== SUPPLIED INFORMATION ==

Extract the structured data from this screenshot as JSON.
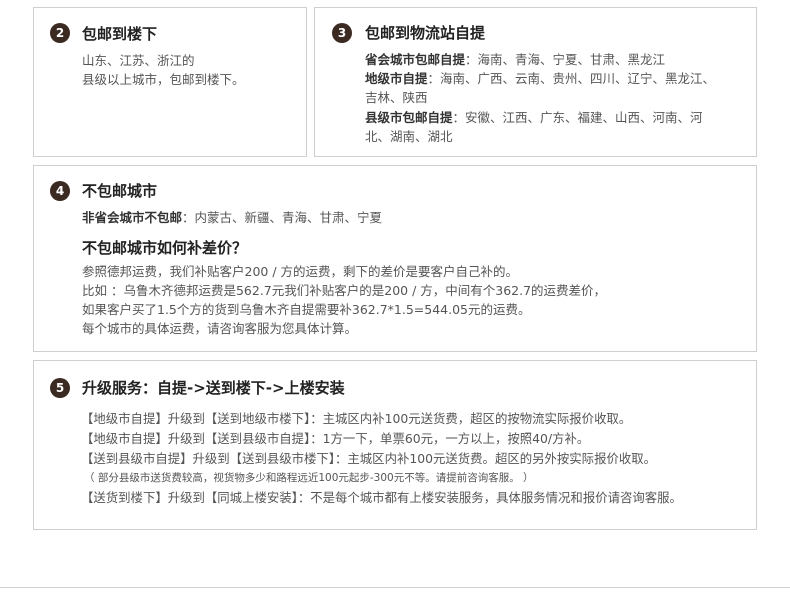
{
  "box2": {
    "num": "2",
    "title": "包邮到楼下",
    "lines": [
      "山东、江苏、浙江的",
      "县级以上城市，包邮到楼下。"
    ]
  },
  "box3": {
    "num": "3",
    "title": "包邮到物流站自提",
    "row1_label": "省会城市包邮自提",
    "row1_text": "：海南、青海、宁夏、甘肃、黑龙江",
    "row2_label": "地级市自提",
    "row2_text": "：海南、广西、云南、贵州、四川、辽宁、黑龙江、",
    "row2_cont": "吉林、陕西",
    "row3_label": "县级市包邮自提",
    "row3_text": "：安徽、江西、广东、福建、山西、河南、河",
    "row3_cont": "北、湖南、湖北"
  },
  "box4": {
    "num": "4",
    "title": "不包邮城市",
    "row_label": "非省会城市不包邮",
    "row_text": "：内蒙古、新疆、青海、甘肃、宁夏",
    "subtitle": "不包邮城市如何补差价？",
    "lines": [
      "参照德邦运费，我们补贴客户200 / 方的运费，剩下的差价是要客户自己补的。",
      "比如 ：乌鲁木齐德邦运费是562.7元我们补贴客户的是200 / 方，中间有个362.7的运费差价，",
      "如果客户买了1.5个方的货到乌鲁木齐自提需要补362.7*1.5=544.05元的运费。",
      "每个城市的具体运费，请咨询客服为您具体计算。"
    ]
  },
  "box5": {
    "num": "5",
    "title": "升级服务：自提->送到楼下->上楼安装",
    "lines": [
      "【地级市自提】升级到【送到地级市楼下】：主城区内补100元送货费，超区的按物流实际报价收取。",
      "【地级市自提】升级到【送到县级市自提】：1方一下，单票60元，一方以上，按照40/方补。",
      "【送到县级市自提】升级到【送到县级市楼下】：主城区内补100元送货费。超区的另外按实际报价收取。"
    ],
    "note": "（ 部分县级市送货费较高，视货物多少和路程远近100元起步-300元不等。请提前咨询客服。 ）",
    "last_line": "【送货到楼下】升级到【同城上楼安装】：不是每个城市都有上楼安装服务，具体服务情况和报价请咨询客服。"
  },
  "colors": {
    "badge": "#3a2a22",
    "border": "#cfcfcf",
    "text": "#555555",
    "heading": "#222222"
  }
}
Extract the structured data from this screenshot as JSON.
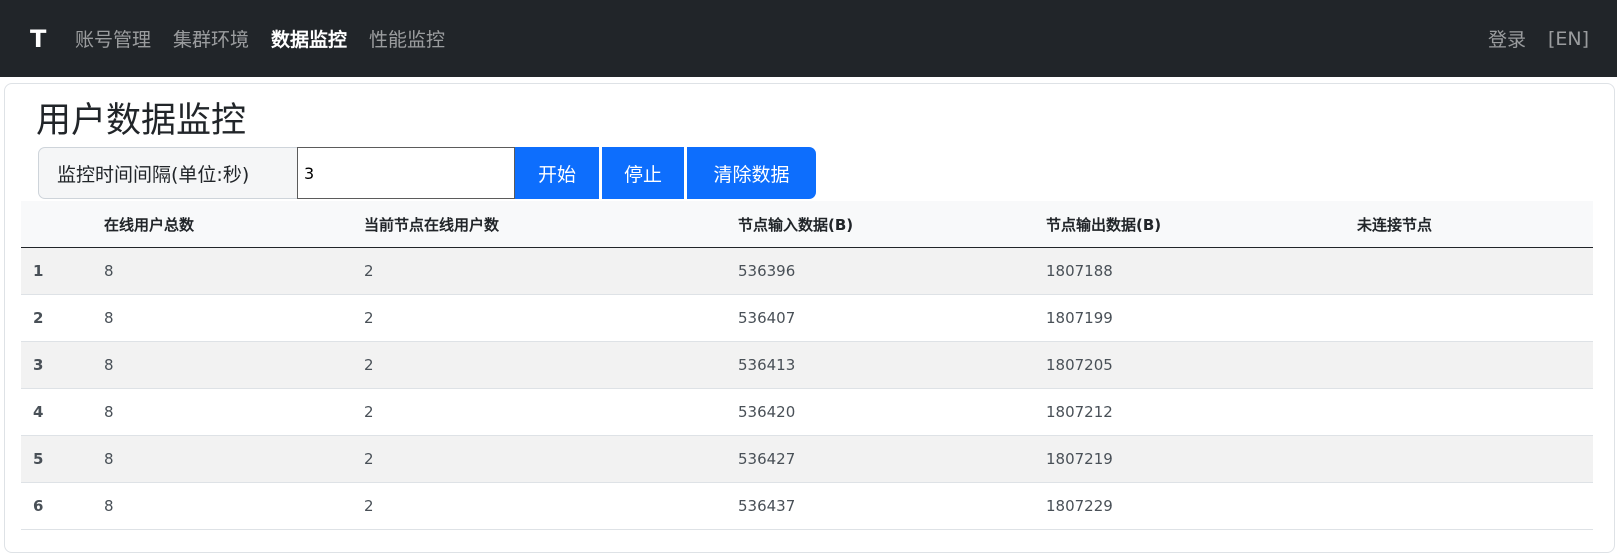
{
  "navbar": {
    "brand": "T",
    "items": [
      {
        "label": "账号管理",
        "active": false
      },
      {
        "label": "集群环境",
        "active": false
      },
      {
        "label": "数据监控",
        "active": true
      },
      {
        "label": "性能监控",
        "active": false
      }
    ],
    "login": "登录",
    "lang": "[EN]"
  },
  "page": {
    "title": "用户数据监控"
  },
  "controls": {
    "interval_label": "监控时间间隔(单位:秒)",
    "interval_value": "3",
    "start": "开始",
    "stop": "停止",
    "clear": "清除数据"
  },
  "table": {
    "headers": [
      "",
      "在线用户总数",
      "当前节点在线用户数",
      "节点输入数据(B)",
      "节点输出数据(B)",
      "未连接节点"
    ],
    "rows": [
      [
        "1",
        "8",
        "2",
        "536396",
        "1807188",
        ""
      ],
      [
        "2",
        "8",
        "2",
        "536407",
        "1807199",
        ""
      ],
      [
        "3",
        "8",
        "2",
        "536413",
        "1807205",
        ""
      ],
      [
        "4",
        "8",
        "2",
        "536420",
        "1807212",
        ""
      ],
      [
        "5",
        "8",
        "2",
        "536427",
        "1807219",
        ""
      ],
      [
        "6",
        "8",
        "2",
        "536437",
        "1807229",
        ""
      ]
    ]
  },
  "colors": {
    "navbar": "#212529",
    "primary": "#0d6efd",
    "stripe": "#f2f2f2"
  }
}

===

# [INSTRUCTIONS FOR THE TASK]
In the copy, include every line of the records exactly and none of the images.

# [SOLUTION BELOW]
Extract the structured data from this screenshot as JSON.
{
  "box2": {
    "num": "2",
    "title": "包邮到楼下",
    "lines": [
      "山东、江苏、浙江的",
      "县级以上城市，包邮到楼下。"
    ]
  },
  "box3": {
    "num": "3",
    "title": "包邮到物流站自提",
    "row1_label": "省会城市包邮自提",
    "row1_text": "：海南、青海、宁夏、甘肃、黑龙江",
    "row2_label": "地级市自提",
    "row2_text": "：海南、广西、云南、贵州、四川、辽宁、黑龙江、",
    "row2_cont": "吉林、陕西",
    "row3_label": "县级市包邮自提",
    "row3_text": "：安徽、江西、广东、福建、山西、河南、河",
    "row3_cont": "北、湖南、湖北"
  },
  "box4": {
    "num": "4",
    "title": "不包邮城市",
    "row_label": "非省会城市不包邮",
    "row_text": "：内蒙古、新疆、青海、甘肃、宁夏",
    "subtitle": "不包邮城市如何补差价？",
    "lines": [
      "参照德邦运费，我们补贴客户200 / 方的运费，剩下的差价是要客户自己补的。",
      "比如 ：乌鲁木齐德邦运费是562.7元我们补贴客户的是200 / 方，中间有个362.7的运费差价，",
      "如果客户买了1.5个方的货到乌鲁木齐自提需要补362.7*1.5=544.05元的运费。",
      "每个城市的具体运费，请咨询客服为您具体计算。"
    ]
  },
  "box5": {
    "num": "5",
    "title": "升级服务：自提->送到楼下->上楼安装",
    "lines": [
      "【地级市自提】升级到【送到地级市楼下】：主城区内补100元送货费，超区的按物流实际报价收取。",
      "【地级市自提】升级到【送到县级市自提】：1方一下，单票60元，一方以上，按照40/方补。",
      "【送到县级市自提】升级到【送到县级市楼下】：主城区内补100元送货费。超区的另外按实际报价收取。"
    ],
    "note": "（ 部分县级市送货费较高，视货物多少和路程远近100元起步-300元不等。请提前咨询客服。 ）",
    "last_line": "【送货到楼下】升级到【同城上楼安装】：不是每个城市都有上楼安装服务，具体服务情况和报价请咨询客服。"
  },
  "colors": {
    "badge": "#3a2a22",
    "border": "#cfcfcf",
    "text": "#555555",
    "heading": "#222222"
  }
}
Extract the structured data from this screenshot as JSON.
{
  "navbar": {
    "brand": "T",
    "items": [
      {
        "label": "账号管理",
        "active": false
      },
      {
        "label": "集群环境",
        "active": false
      },
      {
        "label": "数据监控",
        "active": true
      },
      {
        "label": "性能监控",
        "active": false
      }
    ],
    "login": "登录",
    "lang": "[EN]"
  },
  "page": {
    "title": "用户数据监控"
  },
  "controls": {
    "interval_label": "监控时间间隔(单位:秒)",
    "interval_value": "3",
    "start": "开始",
    "stop": "停止",
    "clear": "清除数据"
  },
  "table": {
    "headers": [
      "",
      "在线用户总数",
      "当前节点在线用户数",
      "节点输入数据(B)",
      "节点输出数据(B)",
      "未连接节点"
    ],
    "rows": [
      [
        "1",
        "8",
        "2",
        "536396",
        "1807188",
        ""
      ],
      [
        "2",
        "8",
        "2",
        "536407",
        "1807199",
        ""
      ],
      [
        "3",
        "8",
        "2",
        "536413",
        "1807205",
        ""
      ],
      [
        "4",
        "8",
        "2",
        "536420",
        "1807212",
        ""
      ],
      [
        "5",
        "8",
        "2",
        "536427",
        "1807219",
        ""
      ],
      [
        "6",
        "8",
        "2",
        "536437",
        "1807229",
        ""
      ]
    ]
  },
  "colors": {
    "navbar": "#212529",
    "primary": "#0d6efd",
    "stripe": "#f2f2f2"
  }
}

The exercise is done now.